If you are familiar with the picture above, you will know that this button is disabled (or won't work) 9 out of 10 times. Why? because it depends on the operating system and on the internet browser you are using. It ONLY works on Internet Explorer and not in all versions. As of today (this might change in the future), if you are using Chrome, Firefox, Safari or even Edge, do not even try to make it work. And, even if you are using IE, you will have a great time trying to make it work in, for example, a Server's operating system like Windows 2008 or 2012. You will need to install the Desktop Experience feature and enable the WebClient service. I would rather recommend not doing that. Why would you need to use this feature in a server's operating system? Some of you will need this for development purposes but, as you will see in future posts, I will try to prevent you from doing it.
If you just need to perform a simple operation, with the button shown above you have more than enough but if you are working with SharePoint most of the days in different environments, you lose a lot of time because what you do is:
- Log in into the site
- Browse to the library you want to access

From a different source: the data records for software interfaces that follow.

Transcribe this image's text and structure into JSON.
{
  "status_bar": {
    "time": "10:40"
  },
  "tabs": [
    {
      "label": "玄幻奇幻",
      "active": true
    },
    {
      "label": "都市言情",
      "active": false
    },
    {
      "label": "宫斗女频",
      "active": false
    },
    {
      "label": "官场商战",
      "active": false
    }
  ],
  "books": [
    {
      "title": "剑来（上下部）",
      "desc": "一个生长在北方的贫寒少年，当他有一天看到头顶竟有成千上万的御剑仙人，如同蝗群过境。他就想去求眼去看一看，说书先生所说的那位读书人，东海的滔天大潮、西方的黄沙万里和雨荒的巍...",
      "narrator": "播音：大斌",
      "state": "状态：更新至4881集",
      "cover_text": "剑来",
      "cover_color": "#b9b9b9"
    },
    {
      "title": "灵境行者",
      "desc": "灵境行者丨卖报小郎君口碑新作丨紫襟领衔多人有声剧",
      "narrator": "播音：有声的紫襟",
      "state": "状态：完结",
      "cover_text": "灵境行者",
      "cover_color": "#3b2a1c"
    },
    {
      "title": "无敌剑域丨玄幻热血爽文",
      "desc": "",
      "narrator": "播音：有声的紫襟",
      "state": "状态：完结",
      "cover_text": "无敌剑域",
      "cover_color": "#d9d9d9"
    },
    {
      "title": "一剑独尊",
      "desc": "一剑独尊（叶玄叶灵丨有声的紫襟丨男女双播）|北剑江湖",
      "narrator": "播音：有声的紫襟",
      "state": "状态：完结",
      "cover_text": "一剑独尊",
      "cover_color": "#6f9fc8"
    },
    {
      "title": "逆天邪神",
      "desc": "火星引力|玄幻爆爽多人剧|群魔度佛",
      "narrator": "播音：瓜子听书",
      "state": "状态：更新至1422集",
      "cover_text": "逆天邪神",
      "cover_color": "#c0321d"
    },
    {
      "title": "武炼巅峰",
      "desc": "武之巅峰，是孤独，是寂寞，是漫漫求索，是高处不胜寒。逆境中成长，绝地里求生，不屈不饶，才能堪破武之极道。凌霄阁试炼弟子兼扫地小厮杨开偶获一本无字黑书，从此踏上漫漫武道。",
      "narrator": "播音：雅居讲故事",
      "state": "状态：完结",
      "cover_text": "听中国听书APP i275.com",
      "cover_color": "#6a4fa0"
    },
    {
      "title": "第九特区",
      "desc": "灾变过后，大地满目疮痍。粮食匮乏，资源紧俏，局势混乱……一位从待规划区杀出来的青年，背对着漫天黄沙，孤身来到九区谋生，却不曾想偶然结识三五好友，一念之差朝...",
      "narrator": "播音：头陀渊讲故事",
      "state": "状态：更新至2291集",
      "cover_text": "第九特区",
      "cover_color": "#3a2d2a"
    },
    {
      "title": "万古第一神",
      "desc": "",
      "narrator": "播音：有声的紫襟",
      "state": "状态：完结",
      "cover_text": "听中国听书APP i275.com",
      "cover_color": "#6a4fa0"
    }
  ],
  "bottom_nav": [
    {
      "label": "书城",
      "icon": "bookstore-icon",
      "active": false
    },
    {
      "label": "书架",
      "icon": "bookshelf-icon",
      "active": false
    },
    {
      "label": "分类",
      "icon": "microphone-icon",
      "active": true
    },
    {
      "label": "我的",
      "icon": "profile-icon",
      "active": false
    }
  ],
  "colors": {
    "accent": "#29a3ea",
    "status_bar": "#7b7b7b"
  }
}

- Search for the button in the Ribbon
- Realize the button is disabled
- Close Chrome, open IE and repeat process
- Realize that the site is not in the trusted sites list
- Add it, close IE, open it again and repeat process
Probably some of you don't know that there is a shortcut you can take to optimize the process described above and it consists on directly using the UNC path to the library. Imagine you have a SharePoint site that you can browse on http://contoso.com. You can directly access it by running the following command:
Depending on the type of authentication the system will request your credentials once but you willbe done in just one or two steps. Just bear in mind that this is just a shortcut so, if you are using a server's operating system, do not waste time trying unless you meet all the requirements as described above.
Does it work with Office 365? Yes it does. There is only one difference in the process. Unless you have single-sign-on in place, you will need to browse the site once and provide your credentials. Of course the UNC will have some differences and it will look something like: